Report the lines of the material that carry the string "Сосновское".

+ + + +

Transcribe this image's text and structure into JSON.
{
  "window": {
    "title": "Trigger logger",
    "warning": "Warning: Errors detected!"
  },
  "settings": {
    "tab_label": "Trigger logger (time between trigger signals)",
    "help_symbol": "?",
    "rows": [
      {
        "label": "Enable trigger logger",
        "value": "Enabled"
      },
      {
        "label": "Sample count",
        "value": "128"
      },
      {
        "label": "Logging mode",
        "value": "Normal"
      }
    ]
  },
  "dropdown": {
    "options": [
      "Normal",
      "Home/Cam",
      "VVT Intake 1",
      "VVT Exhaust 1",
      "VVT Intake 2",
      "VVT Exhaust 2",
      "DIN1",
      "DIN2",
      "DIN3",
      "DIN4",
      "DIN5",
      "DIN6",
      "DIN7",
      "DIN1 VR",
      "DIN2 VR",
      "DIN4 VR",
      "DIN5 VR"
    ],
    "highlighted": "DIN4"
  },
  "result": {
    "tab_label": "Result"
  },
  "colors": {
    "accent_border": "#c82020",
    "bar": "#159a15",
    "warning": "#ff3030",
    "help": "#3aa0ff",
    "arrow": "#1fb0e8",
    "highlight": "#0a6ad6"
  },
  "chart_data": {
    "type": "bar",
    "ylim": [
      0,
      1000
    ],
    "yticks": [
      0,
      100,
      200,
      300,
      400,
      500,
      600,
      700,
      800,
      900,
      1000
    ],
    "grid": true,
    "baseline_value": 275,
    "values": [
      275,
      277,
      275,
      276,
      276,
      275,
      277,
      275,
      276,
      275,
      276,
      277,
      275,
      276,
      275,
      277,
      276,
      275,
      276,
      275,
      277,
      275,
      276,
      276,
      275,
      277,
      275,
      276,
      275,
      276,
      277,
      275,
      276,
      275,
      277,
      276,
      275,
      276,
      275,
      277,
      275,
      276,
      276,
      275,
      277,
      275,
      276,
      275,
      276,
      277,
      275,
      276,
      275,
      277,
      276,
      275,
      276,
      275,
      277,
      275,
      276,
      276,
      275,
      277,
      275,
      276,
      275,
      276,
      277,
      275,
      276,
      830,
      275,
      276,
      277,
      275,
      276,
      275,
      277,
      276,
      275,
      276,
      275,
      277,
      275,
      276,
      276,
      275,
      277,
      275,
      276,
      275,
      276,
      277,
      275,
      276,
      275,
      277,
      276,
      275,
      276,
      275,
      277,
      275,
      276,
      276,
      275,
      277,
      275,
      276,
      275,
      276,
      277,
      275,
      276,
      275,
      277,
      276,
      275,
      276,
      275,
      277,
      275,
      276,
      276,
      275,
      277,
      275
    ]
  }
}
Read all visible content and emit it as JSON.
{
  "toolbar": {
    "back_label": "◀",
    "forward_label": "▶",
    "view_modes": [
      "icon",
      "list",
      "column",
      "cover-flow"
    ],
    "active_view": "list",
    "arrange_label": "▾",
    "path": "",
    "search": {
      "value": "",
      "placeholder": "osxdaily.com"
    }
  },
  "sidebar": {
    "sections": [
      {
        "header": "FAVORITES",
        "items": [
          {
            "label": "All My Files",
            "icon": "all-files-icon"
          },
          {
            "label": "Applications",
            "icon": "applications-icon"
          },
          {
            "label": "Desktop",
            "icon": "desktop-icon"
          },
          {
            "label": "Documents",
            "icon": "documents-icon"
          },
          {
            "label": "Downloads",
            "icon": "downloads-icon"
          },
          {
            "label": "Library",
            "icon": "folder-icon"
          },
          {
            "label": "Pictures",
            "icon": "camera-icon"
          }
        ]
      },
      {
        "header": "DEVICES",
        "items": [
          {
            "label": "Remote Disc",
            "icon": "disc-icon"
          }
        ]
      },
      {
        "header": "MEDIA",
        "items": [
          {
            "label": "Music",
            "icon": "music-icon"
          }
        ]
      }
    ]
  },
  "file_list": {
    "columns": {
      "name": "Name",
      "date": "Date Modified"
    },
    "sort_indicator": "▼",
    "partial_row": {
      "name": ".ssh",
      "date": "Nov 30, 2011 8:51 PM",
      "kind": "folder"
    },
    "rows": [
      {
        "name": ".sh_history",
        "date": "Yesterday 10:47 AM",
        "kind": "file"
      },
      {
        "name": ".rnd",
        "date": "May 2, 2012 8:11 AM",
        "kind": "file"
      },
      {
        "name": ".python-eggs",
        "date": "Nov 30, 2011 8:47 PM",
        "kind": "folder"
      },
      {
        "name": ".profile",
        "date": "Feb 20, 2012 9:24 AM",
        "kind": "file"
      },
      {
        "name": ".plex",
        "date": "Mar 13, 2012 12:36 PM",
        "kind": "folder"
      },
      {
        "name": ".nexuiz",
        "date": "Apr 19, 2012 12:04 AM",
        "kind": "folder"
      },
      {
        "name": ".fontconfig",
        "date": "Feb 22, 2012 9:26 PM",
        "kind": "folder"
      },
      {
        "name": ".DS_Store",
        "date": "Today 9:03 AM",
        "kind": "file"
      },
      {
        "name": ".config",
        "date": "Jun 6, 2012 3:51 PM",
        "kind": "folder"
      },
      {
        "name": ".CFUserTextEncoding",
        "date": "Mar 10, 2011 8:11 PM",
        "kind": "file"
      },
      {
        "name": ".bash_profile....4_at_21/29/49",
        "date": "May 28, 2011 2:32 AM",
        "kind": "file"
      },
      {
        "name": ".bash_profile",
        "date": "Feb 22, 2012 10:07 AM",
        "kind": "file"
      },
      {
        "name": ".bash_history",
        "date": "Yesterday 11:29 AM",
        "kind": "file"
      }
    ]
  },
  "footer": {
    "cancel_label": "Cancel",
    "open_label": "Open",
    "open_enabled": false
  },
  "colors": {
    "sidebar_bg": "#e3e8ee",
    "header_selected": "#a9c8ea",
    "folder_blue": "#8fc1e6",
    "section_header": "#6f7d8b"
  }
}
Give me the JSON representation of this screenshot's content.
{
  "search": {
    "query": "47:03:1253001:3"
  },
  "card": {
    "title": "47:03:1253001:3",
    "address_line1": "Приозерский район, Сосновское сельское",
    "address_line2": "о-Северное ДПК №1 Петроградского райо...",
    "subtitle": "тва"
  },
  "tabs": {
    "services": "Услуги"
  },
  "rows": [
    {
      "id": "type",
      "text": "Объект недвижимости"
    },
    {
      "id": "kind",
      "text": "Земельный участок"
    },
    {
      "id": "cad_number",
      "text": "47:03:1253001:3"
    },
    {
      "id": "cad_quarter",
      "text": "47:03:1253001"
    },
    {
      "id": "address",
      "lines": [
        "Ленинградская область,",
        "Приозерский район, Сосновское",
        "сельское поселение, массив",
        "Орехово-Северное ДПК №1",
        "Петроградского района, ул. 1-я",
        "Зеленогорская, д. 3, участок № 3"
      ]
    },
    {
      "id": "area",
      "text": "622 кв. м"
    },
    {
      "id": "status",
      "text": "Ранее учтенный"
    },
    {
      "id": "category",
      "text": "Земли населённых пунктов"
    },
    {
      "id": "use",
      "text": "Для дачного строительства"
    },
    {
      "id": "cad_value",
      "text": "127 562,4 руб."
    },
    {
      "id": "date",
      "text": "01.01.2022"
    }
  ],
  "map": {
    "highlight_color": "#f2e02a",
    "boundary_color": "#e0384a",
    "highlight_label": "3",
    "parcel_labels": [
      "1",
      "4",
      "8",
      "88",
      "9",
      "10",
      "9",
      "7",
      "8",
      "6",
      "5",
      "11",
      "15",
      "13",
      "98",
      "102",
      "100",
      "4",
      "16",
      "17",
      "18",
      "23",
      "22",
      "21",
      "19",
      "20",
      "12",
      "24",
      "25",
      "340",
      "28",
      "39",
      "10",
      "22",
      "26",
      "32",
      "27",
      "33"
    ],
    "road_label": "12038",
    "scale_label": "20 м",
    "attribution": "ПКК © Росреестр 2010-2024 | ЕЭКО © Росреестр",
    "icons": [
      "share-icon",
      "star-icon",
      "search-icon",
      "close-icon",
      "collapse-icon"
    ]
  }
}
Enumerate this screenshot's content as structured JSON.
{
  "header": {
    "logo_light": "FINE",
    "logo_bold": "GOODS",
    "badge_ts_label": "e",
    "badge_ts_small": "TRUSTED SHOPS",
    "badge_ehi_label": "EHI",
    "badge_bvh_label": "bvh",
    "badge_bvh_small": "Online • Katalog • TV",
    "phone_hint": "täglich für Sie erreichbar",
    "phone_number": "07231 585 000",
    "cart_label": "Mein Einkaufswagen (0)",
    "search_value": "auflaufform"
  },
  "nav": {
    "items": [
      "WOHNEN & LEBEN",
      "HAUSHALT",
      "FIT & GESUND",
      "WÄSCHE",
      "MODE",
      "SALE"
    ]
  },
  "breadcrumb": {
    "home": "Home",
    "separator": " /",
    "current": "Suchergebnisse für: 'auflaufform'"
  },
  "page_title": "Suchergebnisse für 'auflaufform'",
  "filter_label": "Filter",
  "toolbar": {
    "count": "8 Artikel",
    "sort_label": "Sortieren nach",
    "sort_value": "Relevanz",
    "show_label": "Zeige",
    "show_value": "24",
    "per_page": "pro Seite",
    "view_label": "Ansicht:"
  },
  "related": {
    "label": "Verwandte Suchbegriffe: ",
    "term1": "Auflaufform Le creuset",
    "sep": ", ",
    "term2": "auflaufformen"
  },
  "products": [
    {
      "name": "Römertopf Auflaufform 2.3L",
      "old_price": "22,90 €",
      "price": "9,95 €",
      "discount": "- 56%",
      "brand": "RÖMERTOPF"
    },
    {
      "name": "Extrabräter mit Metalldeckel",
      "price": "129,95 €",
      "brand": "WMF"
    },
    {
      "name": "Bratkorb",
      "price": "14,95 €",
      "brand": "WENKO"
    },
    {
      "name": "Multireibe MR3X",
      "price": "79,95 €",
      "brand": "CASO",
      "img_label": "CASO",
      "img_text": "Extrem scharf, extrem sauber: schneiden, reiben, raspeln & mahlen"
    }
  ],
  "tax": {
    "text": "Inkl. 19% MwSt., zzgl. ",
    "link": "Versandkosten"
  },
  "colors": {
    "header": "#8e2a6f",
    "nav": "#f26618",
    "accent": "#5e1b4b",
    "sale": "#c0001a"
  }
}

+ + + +

- [COMPLETED EXERCISE]:
    "address_line1": "Приозерский район, Сосновское сельское",
        "Приозерский район, Сосновское",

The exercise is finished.